Exercise requirements:
Show only those lines of the entries where the string "handle" is found.

───── Source data ─────

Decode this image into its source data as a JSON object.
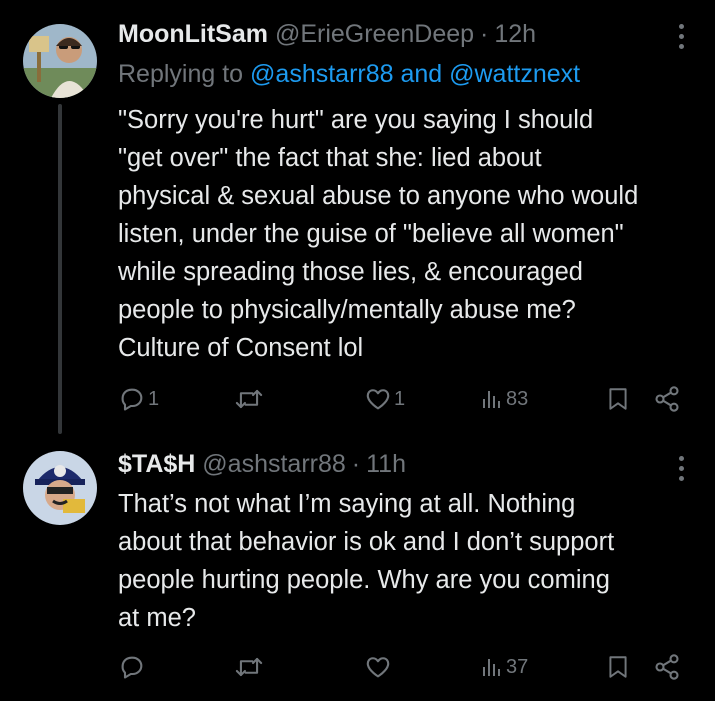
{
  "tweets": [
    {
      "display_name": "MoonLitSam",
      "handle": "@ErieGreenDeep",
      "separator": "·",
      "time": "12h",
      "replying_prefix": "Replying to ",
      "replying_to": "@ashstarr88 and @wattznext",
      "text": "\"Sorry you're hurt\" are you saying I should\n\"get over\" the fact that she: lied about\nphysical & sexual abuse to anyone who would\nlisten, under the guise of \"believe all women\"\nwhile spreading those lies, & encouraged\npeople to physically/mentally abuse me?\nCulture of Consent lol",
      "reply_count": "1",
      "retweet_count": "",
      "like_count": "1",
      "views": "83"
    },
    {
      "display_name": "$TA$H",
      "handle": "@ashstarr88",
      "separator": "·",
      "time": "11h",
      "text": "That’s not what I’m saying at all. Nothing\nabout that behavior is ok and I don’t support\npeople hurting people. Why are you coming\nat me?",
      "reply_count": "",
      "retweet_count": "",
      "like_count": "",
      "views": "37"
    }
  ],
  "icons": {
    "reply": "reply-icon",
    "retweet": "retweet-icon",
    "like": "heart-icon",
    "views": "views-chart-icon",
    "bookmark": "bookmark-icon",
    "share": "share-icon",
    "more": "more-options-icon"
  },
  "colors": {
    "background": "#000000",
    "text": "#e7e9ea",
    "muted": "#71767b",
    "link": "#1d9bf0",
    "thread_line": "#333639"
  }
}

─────

Solution to the problem:
      "handle": "@ErieGreenDeep",
      "handle": "@ashstarr88",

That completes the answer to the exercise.